● **Directions**: Find the lines holding the string "time" in the data, then copy all of them.

● **Input material**:
════════════════
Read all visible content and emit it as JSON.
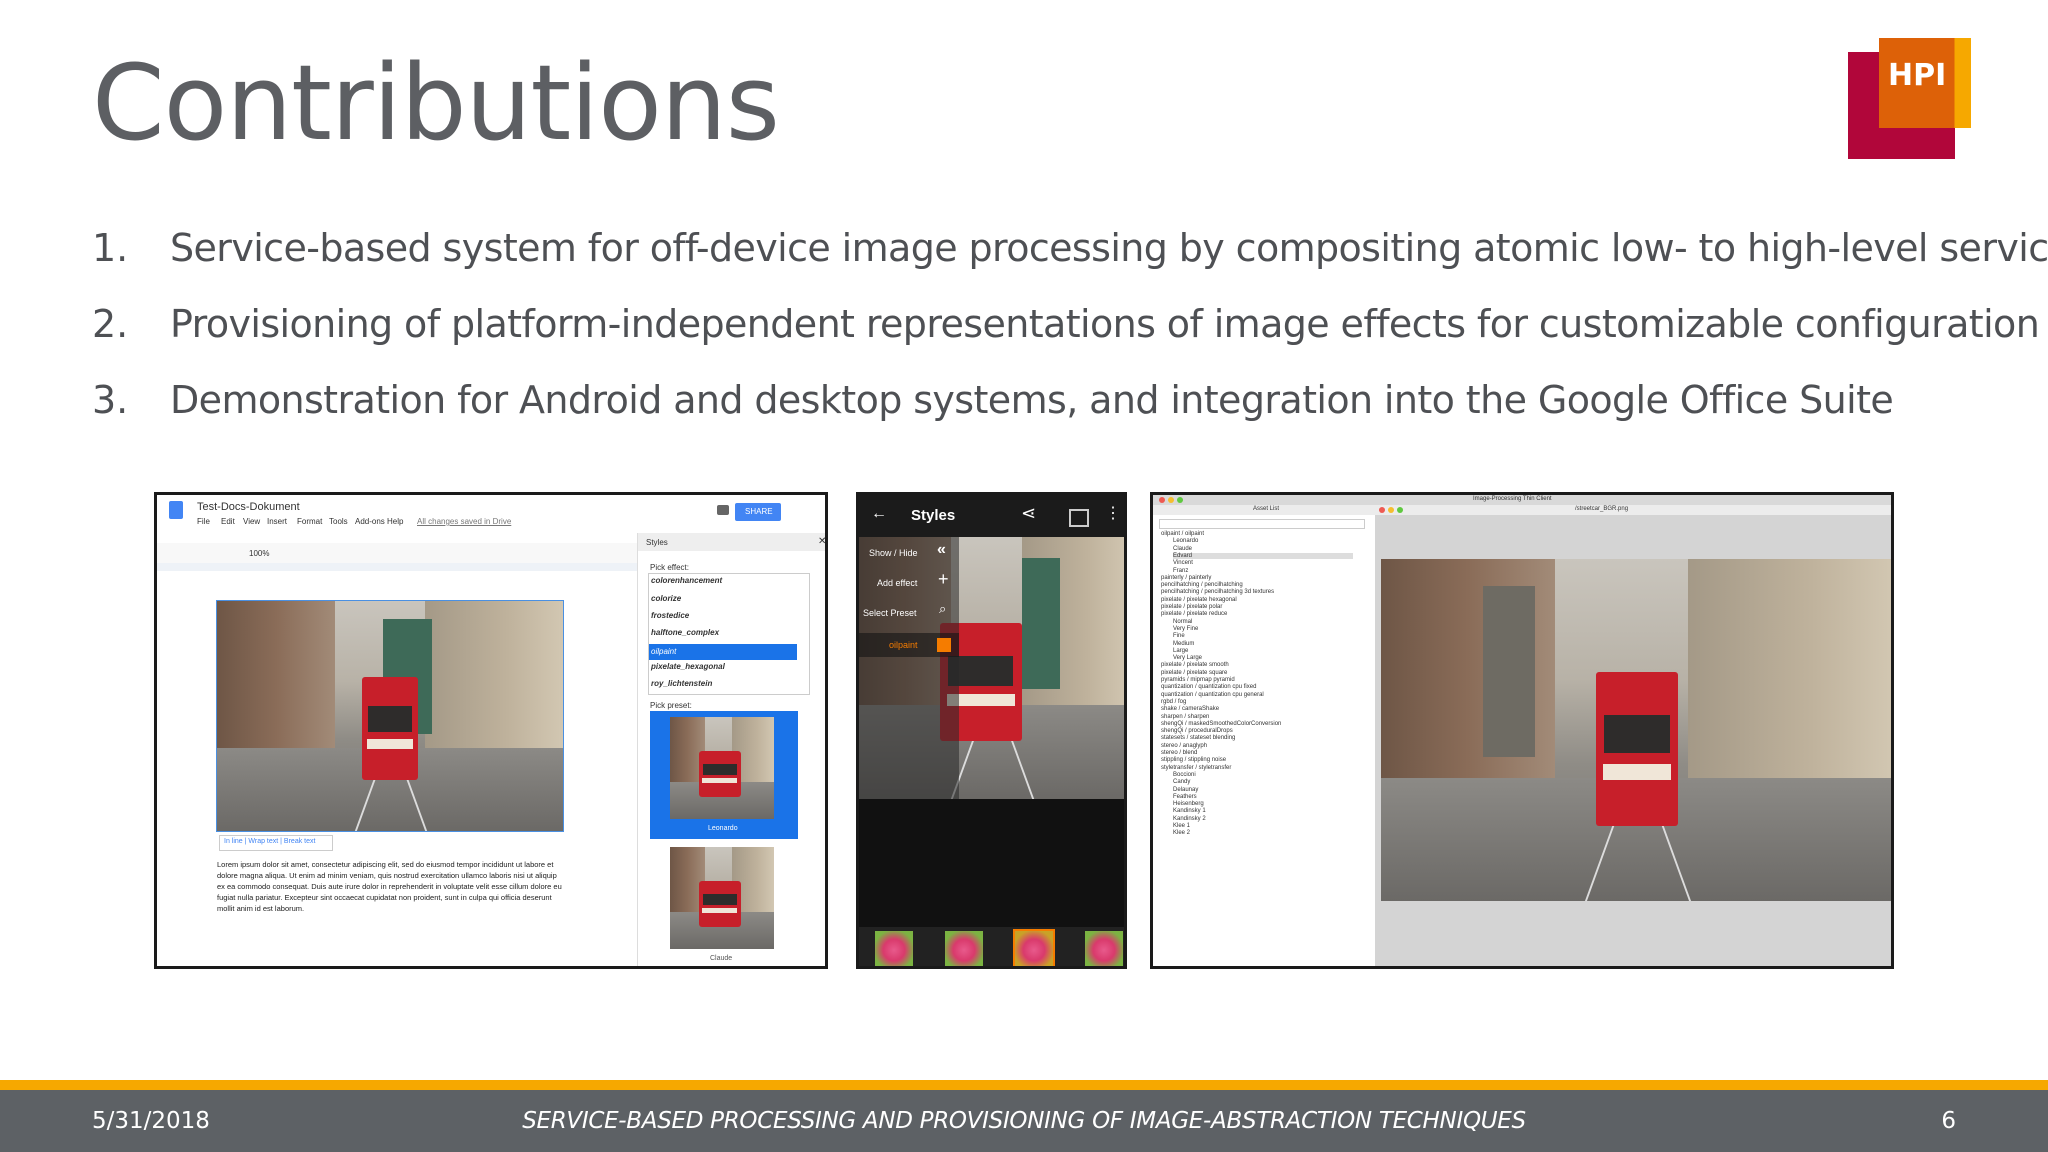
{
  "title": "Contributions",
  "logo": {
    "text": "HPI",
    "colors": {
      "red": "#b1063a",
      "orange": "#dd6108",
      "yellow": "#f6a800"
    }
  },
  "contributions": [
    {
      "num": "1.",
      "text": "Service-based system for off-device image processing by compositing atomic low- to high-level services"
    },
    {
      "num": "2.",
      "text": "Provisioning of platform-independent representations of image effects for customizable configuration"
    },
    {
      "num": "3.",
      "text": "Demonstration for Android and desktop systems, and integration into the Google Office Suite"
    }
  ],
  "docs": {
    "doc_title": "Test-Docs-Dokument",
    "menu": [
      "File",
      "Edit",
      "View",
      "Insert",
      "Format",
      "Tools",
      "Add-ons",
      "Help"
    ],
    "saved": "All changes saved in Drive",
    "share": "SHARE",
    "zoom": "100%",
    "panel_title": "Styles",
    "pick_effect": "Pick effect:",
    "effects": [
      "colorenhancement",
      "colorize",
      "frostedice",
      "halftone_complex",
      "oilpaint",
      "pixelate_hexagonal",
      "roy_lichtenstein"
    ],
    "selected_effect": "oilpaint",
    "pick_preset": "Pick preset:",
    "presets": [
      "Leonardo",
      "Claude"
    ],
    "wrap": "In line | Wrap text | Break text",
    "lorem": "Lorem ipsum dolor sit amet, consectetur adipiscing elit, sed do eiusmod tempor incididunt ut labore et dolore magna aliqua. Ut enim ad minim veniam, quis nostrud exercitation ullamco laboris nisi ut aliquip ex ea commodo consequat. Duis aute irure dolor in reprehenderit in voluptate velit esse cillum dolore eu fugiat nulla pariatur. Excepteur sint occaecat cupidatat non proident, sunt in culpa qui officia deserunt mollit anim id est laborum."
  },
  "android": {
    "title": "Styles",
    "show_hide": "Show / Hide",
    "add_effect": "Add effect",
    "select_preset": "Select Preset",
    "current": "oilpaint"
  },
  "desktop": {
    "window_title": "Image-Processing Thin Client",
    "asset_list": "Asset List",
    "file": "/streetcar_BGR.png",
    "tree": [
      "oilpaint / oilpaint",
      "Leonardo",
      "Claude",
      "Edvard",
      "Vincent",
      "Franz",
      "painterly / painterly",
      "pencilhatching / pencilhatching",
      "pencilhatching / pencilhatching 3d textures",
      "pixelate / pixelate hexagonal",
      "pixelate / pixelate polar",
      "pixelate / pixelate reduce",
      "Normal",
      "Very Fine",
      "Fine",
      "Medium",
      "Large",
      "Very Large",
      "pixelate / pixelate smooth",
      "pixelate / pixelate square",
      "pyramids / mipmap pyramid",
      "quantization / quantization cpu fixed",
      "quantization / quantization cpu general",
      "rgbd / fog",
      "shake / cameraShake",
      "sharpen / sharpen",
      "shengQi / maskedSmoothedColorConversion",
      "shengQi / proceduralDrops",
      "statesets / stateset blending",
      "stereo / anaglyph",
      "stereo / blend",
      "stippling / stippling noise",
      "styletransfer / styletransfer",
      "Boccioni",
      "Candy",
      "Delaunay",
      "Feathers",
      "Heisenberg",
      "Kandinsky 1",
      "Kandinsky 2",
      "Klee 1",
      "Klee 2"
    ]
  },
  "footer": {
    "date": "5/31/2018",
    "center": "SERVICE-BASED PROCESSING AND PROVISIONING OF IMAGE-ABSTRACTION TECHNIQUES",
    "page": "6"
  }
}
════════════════
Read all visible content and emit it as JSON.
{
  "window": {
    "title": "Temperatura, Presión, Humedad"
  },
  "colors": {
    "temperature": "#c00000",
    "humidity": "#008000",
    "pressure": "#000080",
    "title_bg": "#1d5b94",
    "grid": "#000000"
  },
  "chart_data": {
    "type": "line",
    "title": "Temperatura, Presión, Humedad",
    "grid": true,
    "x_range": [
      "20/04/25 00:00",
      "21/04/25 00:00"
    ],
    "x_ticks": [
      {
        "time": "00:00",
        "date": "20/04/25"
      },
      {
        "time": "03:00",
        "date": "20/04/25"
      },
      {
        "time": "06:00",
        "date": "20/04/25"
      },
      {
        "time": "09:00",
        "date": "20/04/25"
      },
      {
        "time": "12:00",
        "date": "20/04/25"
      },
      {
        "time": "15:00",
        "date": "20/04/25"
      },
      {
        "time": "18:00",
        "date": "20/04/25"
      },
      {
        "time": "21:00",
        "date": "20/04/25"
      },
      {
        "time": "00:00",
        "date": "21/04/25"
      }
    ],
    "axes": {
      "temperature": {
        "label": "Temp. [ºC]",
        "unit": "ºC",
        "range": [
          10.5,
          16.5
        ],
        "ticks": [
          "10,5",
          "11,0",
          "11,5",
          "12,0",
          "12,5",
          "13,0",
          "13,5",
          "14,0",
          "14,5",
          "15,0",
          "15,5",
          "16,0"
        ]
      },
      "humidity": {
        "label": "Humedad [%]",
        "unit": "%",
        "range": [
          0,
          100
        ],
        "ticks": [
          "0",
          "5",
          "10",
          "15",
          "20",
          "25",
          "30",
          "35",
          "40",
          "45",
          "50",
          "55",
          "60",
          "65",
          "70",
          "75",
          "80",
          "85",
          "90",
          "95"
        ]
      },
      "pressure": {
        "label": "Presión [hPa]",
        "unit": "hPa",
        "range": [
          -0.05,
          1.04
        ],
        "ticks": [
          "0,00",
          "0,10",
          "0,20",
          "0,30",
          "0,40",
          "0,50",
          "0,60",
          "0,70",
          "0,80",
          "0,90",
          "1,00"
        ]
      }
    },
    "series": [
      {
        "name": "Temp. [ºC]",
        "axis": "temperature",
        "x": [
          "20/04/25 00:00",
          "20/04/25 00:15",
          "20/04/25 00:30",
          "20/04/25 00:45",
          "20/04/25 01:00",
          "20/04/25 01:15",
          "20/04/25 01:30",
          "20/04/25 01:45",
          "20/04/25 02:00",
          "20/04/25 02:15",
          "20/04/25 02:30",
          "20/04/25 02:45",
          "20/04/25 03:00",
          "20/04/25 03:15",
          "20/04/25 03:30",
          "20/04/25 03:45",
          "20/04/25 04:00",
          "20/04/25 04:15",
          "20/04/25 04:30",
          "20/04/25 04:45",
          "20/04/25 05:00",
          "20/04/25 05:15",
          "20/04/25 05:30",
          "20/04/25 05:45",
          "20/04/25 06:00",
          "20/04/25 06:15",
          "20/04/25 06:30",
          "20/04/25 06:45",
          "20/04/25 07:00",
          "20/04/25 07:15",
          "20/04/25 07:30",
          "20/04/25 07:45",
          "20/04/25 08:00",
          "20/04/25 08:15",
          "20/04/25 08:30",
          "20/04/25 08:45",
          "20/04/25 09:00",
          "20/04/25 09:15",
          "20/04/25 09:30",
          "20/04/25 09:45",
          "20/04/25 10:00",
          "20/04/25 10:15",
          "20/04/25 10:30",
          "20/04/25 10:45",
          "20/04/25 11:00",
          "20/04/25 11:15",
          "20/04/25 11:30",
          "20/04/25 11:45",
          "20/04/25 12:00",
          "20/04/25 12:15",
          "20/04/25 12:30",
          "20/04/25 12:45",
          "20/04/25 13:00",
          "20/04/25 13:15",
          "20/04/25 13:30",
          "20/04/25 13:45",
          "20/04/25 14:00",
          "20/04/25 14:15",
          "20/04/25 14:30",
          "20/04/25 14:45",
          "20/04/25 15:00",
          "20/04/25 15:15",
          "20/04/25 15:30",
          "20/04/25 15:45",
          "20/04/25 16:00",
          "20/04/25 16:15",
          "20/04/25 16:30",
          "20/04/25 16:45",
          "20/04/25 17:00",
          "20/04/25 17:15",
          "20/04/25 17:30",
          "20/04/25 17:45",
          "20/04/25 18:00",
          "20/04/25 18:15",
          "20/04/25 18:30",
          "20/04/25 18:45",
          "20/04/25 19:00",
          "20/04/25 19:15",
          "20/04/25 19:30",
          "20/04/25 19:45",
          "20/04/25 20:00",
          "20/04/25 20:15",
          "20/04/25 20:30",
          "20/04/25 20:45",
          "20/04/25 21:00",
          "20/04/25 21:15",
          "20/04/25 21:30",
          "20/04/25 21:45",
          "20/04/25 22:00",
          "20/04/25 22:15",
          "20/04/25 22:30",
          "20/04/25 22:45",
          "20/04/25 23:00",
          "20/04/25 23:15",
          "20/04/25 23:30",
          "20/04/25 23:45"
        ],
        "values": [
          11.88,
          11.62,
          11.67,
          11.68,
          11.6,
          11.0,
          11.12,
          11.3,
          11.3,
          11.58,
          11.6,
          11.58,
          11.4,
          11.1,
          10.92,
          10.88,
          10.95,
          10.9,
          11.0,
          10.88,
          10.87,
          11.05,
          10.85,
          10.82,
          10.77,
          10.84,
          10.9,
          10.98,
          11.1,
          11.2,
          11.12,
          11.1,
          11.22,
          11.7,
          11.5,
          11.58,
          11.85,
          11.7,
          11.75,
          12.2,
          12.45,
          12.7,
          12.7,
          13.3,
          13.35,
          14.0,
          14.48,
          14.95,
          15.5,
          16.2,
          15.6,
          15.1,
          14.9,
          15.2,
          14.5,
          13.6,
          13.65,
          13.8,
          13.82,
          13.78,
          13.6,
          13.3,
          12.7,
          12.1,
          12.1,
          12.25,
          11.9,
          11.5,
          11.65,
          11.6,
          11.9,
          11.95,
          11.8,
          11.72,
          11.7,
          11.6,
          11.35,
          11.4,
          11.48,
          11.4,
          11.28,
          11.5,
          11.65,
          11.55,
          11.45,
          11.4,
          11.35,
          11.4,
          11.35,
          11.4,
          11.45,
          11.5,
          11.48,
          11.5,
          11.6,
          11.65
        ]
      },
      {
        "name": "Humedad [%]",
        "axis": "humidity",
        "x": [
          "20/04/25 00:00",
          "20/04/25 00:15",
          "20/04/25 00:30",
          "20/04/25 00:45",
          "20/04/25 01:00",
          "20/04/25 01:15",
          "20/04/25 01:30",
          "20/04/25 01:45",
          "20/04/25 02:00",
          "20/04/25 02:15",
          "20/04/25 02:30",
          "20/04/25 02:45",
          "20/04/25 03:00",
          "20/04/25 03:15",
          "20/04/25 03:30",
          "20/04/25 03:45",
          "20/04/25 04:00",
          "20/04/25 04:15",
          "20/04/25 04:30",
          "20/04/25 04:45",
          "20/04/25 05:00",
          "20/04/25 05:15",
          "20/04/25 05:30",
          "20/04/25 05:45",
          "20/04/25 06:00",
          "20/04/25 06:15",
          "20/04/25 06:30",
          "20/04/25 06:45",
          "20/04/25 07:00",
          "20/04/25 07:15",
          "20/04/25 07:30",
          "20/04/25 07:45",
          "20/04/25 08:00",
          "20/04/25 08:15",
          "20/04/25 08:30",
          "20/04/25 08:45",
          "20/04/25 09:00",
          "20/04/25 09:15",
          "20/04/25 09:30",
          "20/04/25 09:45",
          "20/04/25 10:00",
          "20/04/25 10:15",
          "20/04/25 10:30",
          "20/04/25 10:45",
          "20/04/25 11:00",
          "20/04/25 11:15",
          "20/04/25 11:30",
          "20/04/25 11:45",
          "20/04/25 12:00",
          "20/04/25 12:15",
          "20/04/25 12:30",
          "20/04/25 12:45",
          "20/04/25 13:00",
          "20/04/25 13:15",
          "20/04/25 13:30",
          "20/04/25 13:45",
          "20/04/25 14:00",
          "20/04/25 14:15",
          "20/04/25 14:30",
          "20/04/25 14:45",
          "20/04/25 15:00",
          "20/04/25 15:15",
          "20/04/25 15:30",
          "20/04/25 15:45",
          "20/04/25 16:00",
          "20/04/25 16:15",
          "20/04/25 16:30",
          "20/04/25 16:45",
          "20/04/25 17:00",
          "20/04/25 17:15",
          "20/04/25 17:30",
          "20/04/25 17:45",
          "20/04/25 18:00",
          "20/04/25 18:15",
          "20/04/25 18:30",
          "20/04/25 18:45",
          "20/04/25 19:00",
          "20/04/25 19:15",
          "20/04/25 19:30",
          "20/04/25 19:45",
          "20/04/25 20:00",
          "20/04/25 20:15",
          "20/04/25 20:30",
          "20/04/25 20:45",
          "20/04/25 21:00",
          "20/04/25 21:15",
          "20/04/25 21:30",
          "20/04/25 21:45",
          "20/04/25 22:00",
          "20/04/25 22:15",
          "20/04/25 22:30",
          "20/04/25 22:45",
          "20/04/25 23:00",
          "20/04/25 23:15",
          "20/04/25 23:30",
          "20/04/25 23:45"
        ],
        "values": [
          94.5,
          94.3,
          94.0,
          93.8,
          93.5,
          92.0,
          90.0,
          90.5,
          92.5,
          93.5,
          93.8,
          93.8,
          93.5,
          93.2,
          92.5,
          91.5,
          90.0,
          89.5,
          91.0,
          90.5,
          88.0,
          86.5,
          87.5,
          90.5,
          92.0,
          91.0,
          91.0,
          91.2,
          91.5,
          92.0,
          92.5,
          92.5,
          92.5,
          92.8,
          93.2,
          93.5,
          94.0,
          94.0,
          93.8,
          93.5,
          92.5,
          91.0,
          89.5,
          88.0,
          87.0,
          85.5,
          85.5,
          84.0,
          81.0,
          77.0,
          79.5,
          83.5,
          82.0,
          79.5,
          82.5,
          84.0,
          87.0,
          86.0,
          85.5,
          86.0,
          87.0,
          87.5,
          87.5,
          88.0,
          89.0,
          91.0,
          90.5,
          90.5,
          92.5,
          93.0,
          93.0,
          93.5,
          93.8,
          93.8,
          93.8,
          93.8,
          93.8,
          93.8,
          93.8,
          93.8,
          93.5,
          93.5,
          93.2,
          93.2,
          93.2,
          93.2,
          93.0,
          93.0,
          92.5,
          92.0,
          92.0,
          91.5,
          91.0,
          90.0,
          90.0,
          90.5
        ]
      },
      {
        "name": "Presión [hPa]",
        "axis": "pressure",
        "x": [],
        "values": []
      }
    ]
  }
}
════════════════
● **The answer**:
        "time": "00:00",
        "time": "03:00",
        "time": "06:00",
        "time": "09:00",
        "time": "12:00",
        "time": "15:00",
        "time": "18:00",
        "time": "21:00",
        "time": "00:00",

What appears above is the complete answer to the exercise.